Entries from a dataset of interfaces
==================================================

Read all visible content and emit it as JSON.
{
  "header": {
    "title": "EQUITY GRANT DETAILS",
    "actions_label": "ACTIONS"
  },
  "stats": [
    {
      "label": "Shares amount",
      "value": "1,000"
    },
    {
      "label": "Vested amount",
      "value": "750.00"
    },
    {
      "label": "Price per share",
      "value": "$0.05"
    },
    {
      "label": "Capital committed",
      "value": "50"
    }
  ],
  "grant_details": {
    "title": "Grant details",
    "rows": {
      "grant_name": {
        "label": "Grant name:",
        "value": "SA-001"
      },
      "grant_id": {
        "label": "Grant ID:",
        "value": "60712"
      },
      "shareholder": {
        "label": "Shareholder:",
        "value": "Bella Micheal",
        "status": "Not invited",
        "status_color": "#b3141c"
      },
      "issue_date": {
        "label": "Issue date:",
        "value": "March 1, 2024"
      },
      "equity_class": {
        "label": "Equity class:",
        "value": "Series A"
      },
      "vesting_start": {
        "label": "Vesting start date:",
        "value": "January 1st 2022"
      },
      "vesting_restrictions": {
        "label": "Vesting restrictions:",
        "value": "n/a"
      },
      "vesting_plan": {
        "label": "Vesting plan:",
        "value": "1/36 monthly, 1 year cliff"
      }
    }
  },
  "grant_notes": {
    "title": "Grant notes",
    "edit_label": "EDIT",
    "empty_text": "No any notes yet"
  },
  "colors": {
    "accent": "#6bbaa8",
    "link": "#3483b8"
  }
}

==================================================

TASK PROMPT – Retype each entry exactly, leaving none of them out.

ANSWER –
Read all visible content and emit it as JSON.
{
  "header": {
    "title": "EQUITY GRANT DETAILS",
    "actions_label": "ACTIONS"
  },
  "stats": [
    {
      "label": "Shares amount",
      "value": "1,000"
    },
    {
      "label": "Vested amount",
      "value": "750.00"
    },
    {
      "label": "Price per share",
      "value": "$0.05"
    },
    {
      "label": "Capital committed",
      "value": "50"
    }
  ],
  "grant_details": {
    "title": "Grant details",
    "rows": {
      "grant_name": {
        "label": "Grant name:",
        "value": "SA-001"
      },
      "grant_id": {
        "label": "Grant ID:",
        "value": "60712"
      },
      "shareholder": {
        "label": "Shareholder:",
        "value": "Bella Micheal",
        "status": "Not invited",
        "status_color": "#b3141c"
      },
      "issue_date": {
        "label": "Issue date:",
        "value": "March 1, 2024"
      },
      "equity_class": {
        "label": "Equity class:",
        "value": "Series A"
      },
      "vesting_start": {
        "label": "Vesting start date:",
        "value": "January 1st 2022"
      },
      "vesting_restrictions": {
        "label": "Vesting restrictions:",
        "value": "n/a"
      },
      "vesting_plan": {
        "label": "Vesting plan:",
        "value": "1/36 monthly, 1 year cliff"
      }
    }
  },
  "grant_notes": {
    "title": "Grant notes",
    "edit_label": "EDIT",
    "empty_text": "No any notes yet"
  },
  "colors": {
    "accent": "#6bbaa8",
    "link": "#3483b8"
  }
}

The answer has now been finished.